How Can EU Expats Plan for a Bright Future Post-Brexit?

Contributed by Expatriate Healthcare, 12 September, 2016

After the referendum which took place in June 2016, the news that the United Kingdom will leave the European Union took the world by surprise. The immediate affect has been felt by many British expats, and expats living in the UK. Many are fearing for their future and are anxious to learn how to minimise potential challenges to remain living abroad, even if the next two years of discussions and negotiations don't go in everyone's favour.

Invest in Property

Currently, and until decisions are made in 2018, Britain is part of the European Union. Nothing will change for expats during this period of negotiation. Although nothing has been declared officially, general consensus believes that for those Brits and EU citizens who own property in either the UK or an EU country, chances are they will be able to continue doing so.

If you are currently residing in an EU country, and you fear you could be a victim of any Brexit fallout, moving from the rental sector may be an idea. Investing in a property is a big ask, but, if you had planned on spending the rest of your life in this country, it may be an intelligent choice to invest if your funds will allow. This is not a guarantee, but rumours would suggest that this would help solidify futures.

Investigate Permits, Visas and Citizenships

Before families and individuals assume their expat futures will be over in two years, consider ways in which you could remain in the country you are living in. Most countries will have residence permits and work visas for Non-EU citizens, and this a route many expats will have to take if they are determined to stay in their current home.

For those who have lived in EU countries for a number of years, permanent residency or applying for citizenship may be an ideal way to go. Most countries allow you to apply for citizenship if you have lived there, un-interrupted, for five to eight years.
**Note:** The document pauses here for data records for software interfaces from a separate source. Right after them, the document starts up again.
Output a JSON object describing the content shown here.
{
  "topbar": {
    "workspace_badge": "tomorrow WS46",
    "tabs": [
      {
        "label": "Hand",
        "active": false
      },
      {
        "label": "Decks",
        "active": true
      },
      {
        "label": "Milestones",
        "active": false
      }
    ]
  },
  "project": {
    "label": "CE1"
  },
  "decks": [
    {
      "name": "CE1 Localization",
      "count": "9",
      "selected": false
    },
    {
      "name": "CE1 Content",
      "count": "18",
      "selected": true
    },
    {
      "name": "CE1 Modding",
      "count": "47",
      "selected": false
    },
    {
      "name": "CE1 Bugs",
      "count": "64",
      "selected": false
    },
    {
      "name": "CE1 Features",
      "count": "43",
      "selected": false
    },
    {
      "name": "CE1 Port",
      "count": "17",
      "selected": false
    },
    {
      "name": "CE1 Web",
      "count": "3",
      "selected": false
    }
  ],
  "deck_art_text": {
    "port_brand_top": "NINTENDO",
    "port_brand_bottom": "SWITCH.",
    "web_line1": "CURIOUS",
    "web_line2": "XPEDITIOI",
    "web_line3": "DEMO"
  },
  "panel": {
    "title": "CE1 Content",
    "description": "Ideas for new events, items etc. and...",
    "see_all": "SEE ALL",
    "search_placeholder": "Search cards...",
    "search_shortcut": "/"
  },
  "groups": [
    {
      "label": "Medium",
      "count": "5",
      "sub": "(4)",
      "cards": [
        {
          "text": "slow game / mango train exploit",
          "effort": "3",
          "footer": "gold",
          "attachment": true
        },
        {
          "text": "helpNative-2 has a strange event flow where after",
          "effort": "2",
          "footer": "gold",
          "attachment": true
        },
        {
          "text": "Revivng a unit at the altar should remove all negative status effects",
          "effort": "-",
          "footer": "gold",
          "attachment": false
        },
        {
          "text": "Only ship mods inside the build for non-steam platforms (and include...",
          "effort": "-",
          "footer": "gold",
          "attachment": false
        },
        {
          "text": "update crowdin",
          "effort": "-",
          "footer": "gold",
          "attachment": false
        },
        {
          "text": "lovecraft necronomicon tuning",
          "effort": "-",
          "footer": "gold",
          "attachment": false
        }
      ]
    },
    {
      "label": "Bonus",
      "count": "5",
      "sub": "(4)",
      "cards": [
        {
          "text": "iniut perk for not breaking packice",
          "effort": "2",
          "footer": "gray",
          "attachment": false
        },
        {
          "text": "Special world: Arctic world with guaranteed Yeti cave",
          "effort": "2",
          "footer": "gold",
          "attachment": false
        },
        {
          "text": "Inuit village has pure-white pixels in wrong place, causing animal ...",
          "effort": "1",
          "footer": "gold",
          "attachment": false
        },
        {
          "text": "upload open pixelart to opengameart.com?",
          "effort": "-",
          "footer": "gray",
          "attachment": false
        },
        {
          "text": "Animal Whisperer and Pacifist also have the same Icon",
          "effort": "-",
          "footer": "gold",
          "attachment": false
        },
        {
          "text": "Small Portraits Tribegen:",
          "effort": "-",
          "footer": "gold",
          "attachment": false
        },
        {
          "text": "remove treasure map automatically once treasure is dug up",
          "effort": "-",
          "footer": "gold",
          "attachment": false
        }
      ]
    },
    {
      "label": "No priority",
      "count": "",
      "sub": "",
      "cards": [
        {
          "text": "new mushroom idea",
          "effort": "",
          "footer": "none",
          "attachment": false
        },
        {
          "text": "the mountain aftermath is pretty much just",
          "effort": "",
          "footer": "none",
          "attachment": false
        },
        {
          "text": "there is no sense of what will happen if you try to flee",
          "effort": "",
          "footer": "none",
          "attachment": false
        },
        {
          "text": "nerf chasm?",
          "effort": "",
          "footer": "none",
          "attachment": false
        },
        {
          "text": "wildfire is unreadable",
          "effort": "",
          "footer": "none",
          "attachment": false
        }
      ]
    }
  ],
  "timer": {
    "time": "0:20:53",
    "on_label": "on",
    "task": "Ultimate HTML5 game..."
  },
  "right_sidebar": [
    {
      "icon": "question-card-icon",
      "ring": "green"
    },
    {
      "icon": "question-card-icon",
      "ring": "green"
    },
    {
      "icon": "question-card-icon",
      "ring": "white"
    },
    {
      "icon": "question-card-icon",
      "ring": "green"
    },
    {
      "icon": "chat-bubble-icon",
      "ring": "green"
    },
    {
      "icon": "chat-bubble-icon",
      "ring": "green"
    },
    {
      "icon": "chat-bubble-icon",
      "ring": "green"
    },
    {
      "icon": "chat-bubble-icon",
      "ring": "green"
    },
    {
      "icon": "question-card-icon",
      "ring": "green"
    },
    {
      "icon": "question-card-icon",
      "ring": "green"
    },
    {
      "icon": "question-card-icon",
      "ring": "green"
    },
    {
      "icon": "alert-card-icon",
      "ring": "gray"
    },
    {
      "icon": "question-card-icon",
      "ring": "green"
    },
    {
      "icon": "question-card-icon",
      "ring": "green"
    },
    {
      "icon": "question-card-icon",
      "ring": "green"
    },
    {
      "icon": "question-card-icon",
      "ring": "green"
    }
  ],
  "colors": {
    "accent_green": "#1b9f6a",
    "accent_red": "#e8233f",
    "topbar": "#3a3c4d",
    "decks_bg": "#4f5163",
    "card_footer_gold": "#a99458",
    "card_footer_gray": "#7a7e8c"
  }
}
Countries such as France, Belgium, Estonia and Latvia state five years. At the highest end of the scale is the Czech Republic, Greece, Italy, Lithuania and Luxembourg; all ten years.

Investigating all the permits and visas the country you are living in has to offer can help save any potential worry in the future. Citizenships are very much permanent, so before committing to becoming a fully-fledged resident of a country, see if they offer dual citizenship.

Become an Expert

Alongside having no criminal record, many EU countries welcome highly skilled Non-EU workers with open arms. Often referred to as 'experts in their fields', these extraordinary expats are coveted by countries for supplying professional superiority that cannot be provided by nationals. Given that no decisions will be cemented for the next two years, there is no reason why you cannot climb the professional ladder at your current employment position and become undeniably indispensable.

Term Life Insurance

For Brits and other European citizens living in EU countries with families, investing assured expat life insurance can be beneficial for the future. Although not directly affected by the Brexit vote, providing your family with protection in the event of your death is a strongly suggested precautionary idea. In the event of a fatal illness or accident, your family would be protected for the cover term, regardless of what country they are in. For Brits living in EU countries, and for expats living in the UK, this can be one less thing to worry about. The uncertainty of how Brexit will unfold will not be fully apparent for many years yet, but having expat life insurance will ensure your family is safe in the event of your passing, regardless of the political outcome of the EU Referendum result.

Have a Backup Plan

Many EU citizens are stuck in a post-Brexit limbo, unsure as to whether they will be able to remain in the country that they call home. Considering the number of Brits in EU countries, and the number of foreigners in the UK, there are a lot of confused people, with no guarantee that they will be able to stay. Negotiations are said to take two years but expats should have a contingency plan ready to go if, after this period, there is a mass exodus. Over this time span, the UK will enter negotiations with EU member states and the results of these new deals will determine who is staying and who will need to find a home elsewhere.

Tags: Europe | Invest | Citizenship | individuals | Insurance | Lithuania | Czech Republic | France | Greece | Italy | Belgium | Estonia | Latvia | Luxembourg | United Kingdom | insurance |



Articles Archive